Stored Electricity: Voltage and Volts (VV)

Stored electricity is called voltage and is measured in volts. More precisely, voltage is the difference in electric potential energy between two points.

One volt is equal to 1 joule (JJ, see physics) per 1 coulomb (CC), or V=JCV = \frac{J}{C}. A coulomb is a quantity of electrical charge (i.e. electrons or protons). Volts can also be expressed in terms of watts and amps: V=W/AV=W/A.

Another way to put it is, a volt is the amount of electricity required to accelerate 1kg by 1 meter per second squared (a joule) for 1 second (resulting in a displacement of 1m1m), divided by the quantity of electrical charges (coulombs). In other words, a volt is "how much work can be done per coulomb".

Voltage can be derived by Ohm's Law as V=IRV = IR.

Common Voltages

AA Battery1.5V1.5V
Car battery12V12V
Wall socket110V110V or 220V220V

Video: Voltage (Khan Academy)


Volts and voltage are both named after Alessandro Volta, who invented the first battery in 1800.

Deeper Knowledge on Voltage and Volts

Conductance and Siemens

The ability to conduct to current, measured in siemens

Ohm's Law

A formula for determining voltage, current, and resistance

Resistance and Ohms

Opposition to current, measured in ohms

Watt's Law (Power Law)

A formula to define the relationship between power, voltage, and current (P=IV)

Broader Topics Related to Voltage and Volts

Charge and Coulombs
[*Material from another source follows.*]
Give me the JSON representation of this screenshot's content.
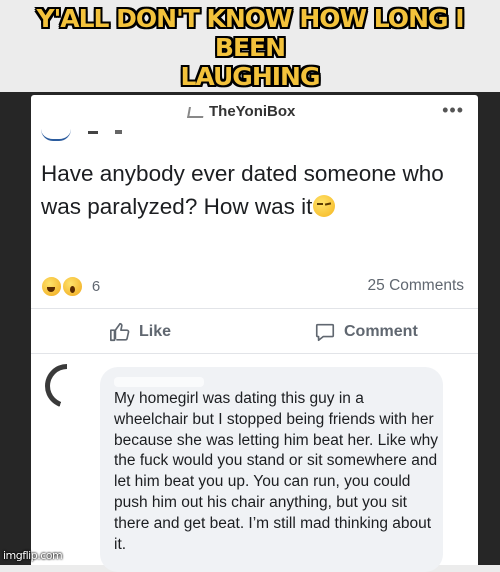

How force is exerted in electromagnetic field, measured in coulombs


Energy that results from charged particles

Electrical Engineering

Build and deconstruct electrically powered devices

International System of Units (SI)

Formal terms and definitions of the metric system

Voltage and Volts Knowledge Graph